Can you tell me about it? You have an excellent looking bowl. As attractive as it is, though, looks can be deceiving. Because, as you know from the photos you included with your letter, the bowl is marked very clearly on the bottom. Around the upper curve of its perimeter, it says “R. Ransbottom,” around the lower part, “Roseville OH. Ransbottom refers to, there are far more people who have heard of Roseville, and will assume anything marked with that Ohio city’s name is from the Roseville Pottery Co.
RRP Co Roseville Dog Dish Crock Pottery 5 Inch | eBay
Read more about James Rhodes and his Trenton pottery that was the subject of a exhibit at the Museum. In , the only pottery in Trenton was a small redware pottery operated by the McCully family. The development of a major industry in Trenton started with the opening of two potteries in
See Cookie Jar pictures. Cookie Jar Patent. Patents are terrific for dating products, such as the Morton Hen jar with chick finial. At times the jar has been described as being produced in the s, apparently not as the patent dates it to
New ceramic dating process unearthed By Lewis Brindley20 May No comments By measuring moisture recombination in ceramics, scientists have found a new way to date ancient pottery and brickwork A new way to find the age of ceramic objects, such as ancient pottery, has been developed by scientists in the UK. The technique measures how much water the items have absorbed since they were fired – simply and accurately revealing when they were made.
Broken pottery, brickwork or tiles are unearthed at almost every archaeological dig site, but they are often of little use to archaeologists as determining how old they are is difficult. Carbon dating cannot be used because ceramics are made from finely-grained mineral clay, and alternative dating methods are complex and costly. Now, UK scientists have found a way to date these artefacts and thus give fresh insight into the history and construction of excavated ruins or items.

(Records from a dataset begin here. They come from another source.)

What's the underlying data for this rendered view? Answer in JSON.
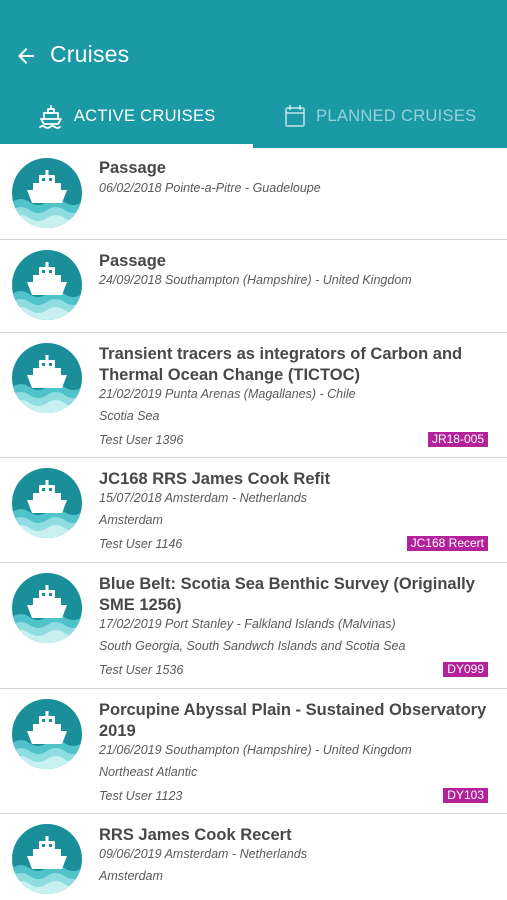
{
  "header": {
    "title": "Cruises"
  },
  "tabs": [
    {
      "label": "ACTIVE CRUISES",
      "icon": "ship-icon",
      "active": true
    },
    {
      "label": "PLANNED CRUISES",
      "icon": "calendar-icon",
      "active": false
    }
  ],
  "colors": {
    "primary": "#1b9aa6",
    "badge": "#b3219b",
    "divider": "#d6d6d6"
  },
  "cruises": [
    {
      "title": "Passage",
      "subtitle": "06/02/2018 Pointe-a-Pitre - Guadeloupe"
    },
    {
      "title": "Passage",
      "subtitle": "24/09/2018 Southampton (Hampshire) - United Kingdom"
    },
    {
      "title": "Transient tracers as integrators of Carbon and Thermal Ocean Change (TICTOC)",
      "subtitle": "21/02/2019 Punta Arenas (Magallanes) - Chile",
      "region": "Scotia Sea",
      "user": "Test User 1396",
      "badge": "JR18-005"
    },
    {
      "title": "JC168 RRS James Cook Refit",
      "subtitle": "15/07/2018 Amsterdam - Netherlands",
      "region": "Amsterdam",
      "user": "Test User 1146",
      "badge": "JC168 Recert"
    },
    {
      "title": "Blue Belt: Scotia Sea Benthic Survey (Originally SME 1256)",
      "subtitle": "17/02/2019 Port Stanley - Falkland Islands (Malvinas)",
      "region": "South Georgia, South Sandwch Islands and Scotia Sea",
      "user": "Test User 1536",
      "badge": "DY099"
    },
    {
      "title": "Porcupine Abyssal Plain - Sustained Observatory 2019",
      "subtitle": "21/06/2019 Southampton (Hampshire) - United Kingdom",
      "region": "Northeast Atlantic",
      "user": "Test User 1123",
      "badge": "DY103"
    },
    {
      "title": "RRS James Cook Recert",
      "subtitle": "09/06/2019 Amsterdam - Netherlands",
      "region": "Amsterdam",
      "user": "",
      "badge": ""
    }
  ]
}
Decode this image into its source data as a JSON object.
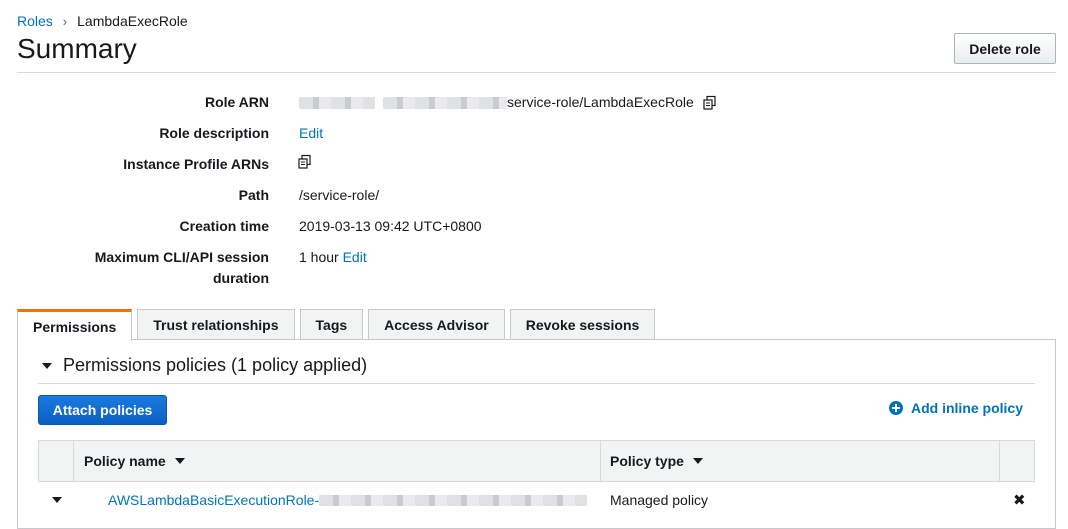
{
  "breadcrumb": {
    "parent": "Roles",
    "separator": "›",
    "current": "LambdaExecRole"
  },
  "page_title": "Summary",
  "delete_role_label": "Delete role",
  "summary": {
    "role_arn": {
      "label": "Role ARN",
      "value_suffix": "service-role/LambdaExecRole",
      "value_obscured": true
    },
    "role_description": {
      "label": "Role description",
      "link": "Edit"
    },
    "instance_profile": {
      "label": "Instance Profile ARNs"
    },
    "path": {
      "label": "Path",
      "value": "/service-role/"
    },
    "creation_time": {
      "label": "Creation time",
      "value": "2019-03-13 09:42 UTC+0800"
    },
    "max_session": {
      "label_line1": "Maximum CLI/API session",
      "label_line2": "duration",
      "value": "1 hour",
      "link": "Edit"
    }
  },
  "tabs": [
    {
      "label": "Permissions",
      "active": true
    },
    {
      "label": "Trust relationships",
      "active": false
    },
    {
      "label": "Tags",
      "active": false
    },
    {
      "label": "Access Advisor",
      "active": false
    },
    {
      "label": "Revoke sessions",
      "active": false
    }
  ],
  "permissions": {
    "section_title": "Permissions policies (1 policy applied)",
    "attach_label": "Attach policies",
    "add_inline_label": "Add inline policy",
    "columns": {
      "policy_name": "Policy name",
      "policy_type": "Policy type"
    },
    "rows": [
      {
        "name_prefix": "AWSLambdaBasicExecutionRole-",
        "name_obscured": true,
        "type": "Managed policy"
      }
    ]
  },
  "icons": {
    "copy": "copy-icon",
    "plus": "plus-circle-icon",
    "remove": "close-icon",
    "caret": "caret-down-icon"
  },
  "colors": {
    "link": "#0073bb",
    "primary_button": "#0b5fc4",
    "active_tab_accent": "#ec7211"
  }
}
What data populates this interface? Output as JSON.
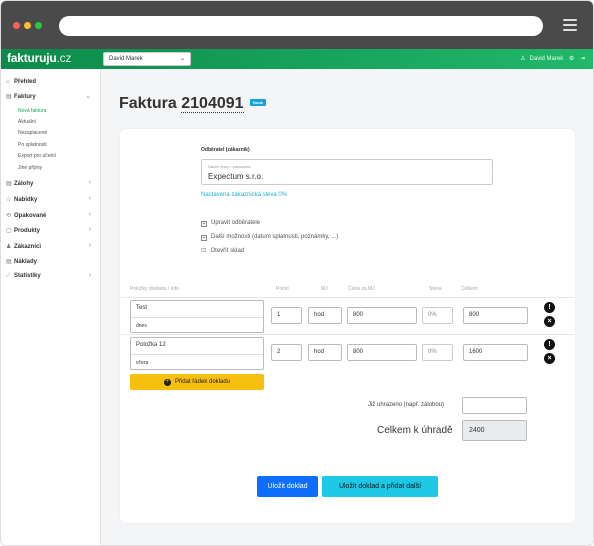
{
  "brand": {
    "name": "fakturuju",
    "tld": ".cz"
  },
  "header": {
    "user_select": "David Marek",
    "user_name": "David Marek"
  },
  "sidebar": {
    "items": [
      {
        "label": "Přehled"
      },
      {
        "label": "Faktury"
      },
      {
        "label": "Zálohy"
      },
      {
        "label": "Nabídky"
      },
      {
        "label": "Opakované"
      },
      {
        "label": "Produkty"
      },
      {
        "label": "Zákazníci"
      },
      {
        "label": "Náklady"
      },
      {
        "label": "Statistiky"
      }
    ],
    "sub_items": [
      "Nová faktura",
      "Aktuální",
      "Nezaplacené",
      "Po splatnosti",
      "Export pro účetní",
      "Jiné příjmy"
    ]
  },
  "page": {
    "title_prefix": "Faktura",
    "number": "2104091",
    "badge": "Nová"
  },
  "customer": {
    "section_label": "Odběratel (zákazník)",
    "field_placeholder": "Název firmy / zákazníka",
    "field_value": "Expectum s.r.o.",
    "discount_text": "Nastavena zákaznická sleva 0%"
  },
  "options": [
    "Upravit odběratele",
    "Další možnosti (datum splatnosti, poznámky, ...)",
    "Otevřít sklad"
  ],
  "table": {
    "headers": [
      "Položky dokladu / Info",
      "Počet",
      "MJ",
      "Cena za MJ",
      "Sleva",
      "Celkem"
    ],
    "rows": [
      {
        "name": "Test",
        "info": "dnes",
        "qty": "1",
        "unit": "hod",
        "price": "800",
        "discount": "0%",
        "total": "800"
      },
      {
        "name": "Položka 12",
        "info": "včera",
        "qty": "2",
        "unit": "hod",
        "price": "800",
        "discount": "0%",
        "total": "1600"
      }
    ],
    "add_row": "Přidat řádek dokladu"
  },
  "summary": {
    "paid_label": "Již uhrazeno (např. zálohou)",
    "paid_value": "",
    "total_label": "Celkem k úhradě",
    "total_value": "2400"
  },
  "actions": {
    "save": "Uložit doklad",
    "save_add": "Uložit doklad a přidat další"
  },
  "colors": {
    "brand_green": "#16a45a",
    "primary": "#0d6efd",
    "info": "#1ec9e6",
    "warning": "#f7bf0f",
    "badge": "#17a2d8"
  }
}
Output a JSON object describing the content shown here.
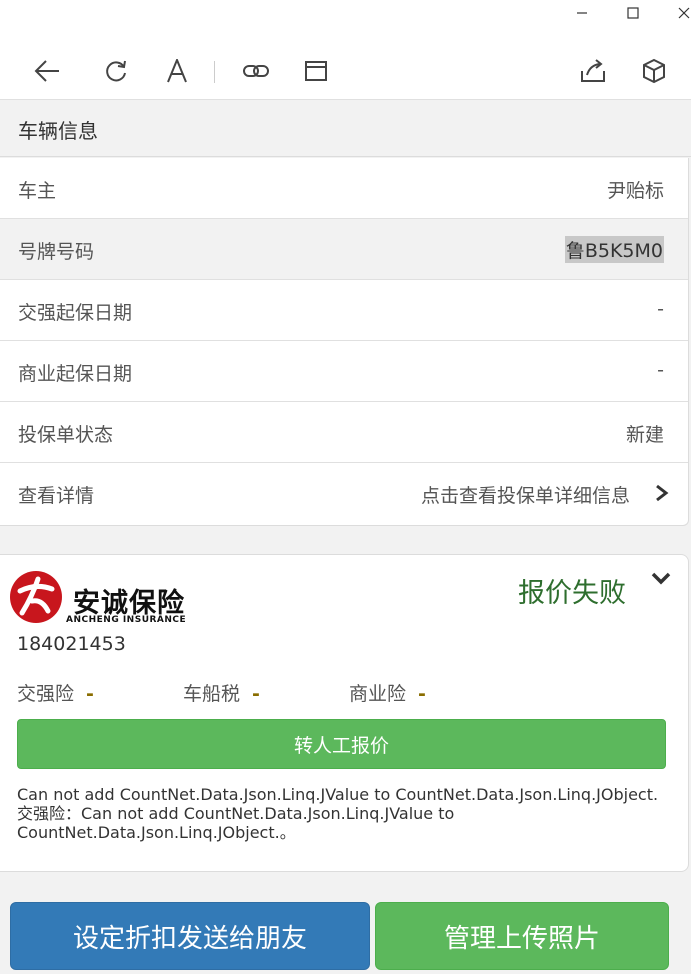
{
  "window": {
    "minimize_icon": "minimize-icon",
    "maximize_icon": "maximize-icon",
    "close_icon": "close-icon"
  },
  "toolbar": {
    "icons": [
      "back-arrow-icon",
      "refresh-icon",
      "font-icon",
      "link-icon",
      "window-icon",
      "share-icon",
      "cube-icon"
    ]
  },
  "vehicle": {
    "section_title": "车辆信息",
    "rows": [
      {
        "label": "车主",
        "value": "尹贻标"
      },
      {
        "label": "号牌号码",
        "value": "鲁B5K5M0"
      },
      {
        "label": "交强起保日期",
        "value": "-"
      },
      {
        "label": "商业起保日期",
        "value": "-"
      },
      {
        "label": "投保单状态",
        "value": "新建"
      },
      {
        "label": "查看详情",
        "value": "点击查看投保单详细信息"
      }
    ]
  },
  "quote": {
    "company_name": "安诚保险",
    "company_name_en": "ANCHENG INSURANCE",
    "status": "报价失败",
    "policy_no": "184021453",
    "coverages": [
      {
        "label": "交强险",
        "value": "-"
      },
      {
        "label": "车船税",
        "value": "-"
      },
      {
        "label": "商业险",
        "value": "-"
      }
    ],
    "manual_quote_label": "转人工报价",
    "error_message": "Can not add CountNet.Data.Json.Linq.JValue to CountNet.Data.Json.Linq.JObject.交强险：Can not add CountNet.Data.Json.Linq.JValue to CountNet.Data.Json.Linq.JObject.。"
  },
  "actions": {
    "discount_label": "设定折扣发送给朋友",
    "photos_label": "管理上传照片"
  },
  "colors": {
    "green": "#5cb85c",
    "blue": "#337ab7",
    "status_green": "#2e6e2e",
    "logo_red": "#c8161d"
  }
}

The laboratory procedure is simple: Then, because mineral clay composition can vary wildly between different ceramics, the sample is monitored to determine the rate at which it picks up water – allowing the age to be calculated. The researchers indicate that the technique may also find uses in spotting fake objects or uncovering whether buildings have been re-built or experienced a fire.
For example, while testing a variety of bricks and tiles provided by the Museum of London – including Roman, medieval and modern samples – all but one of the samples were accurately dated.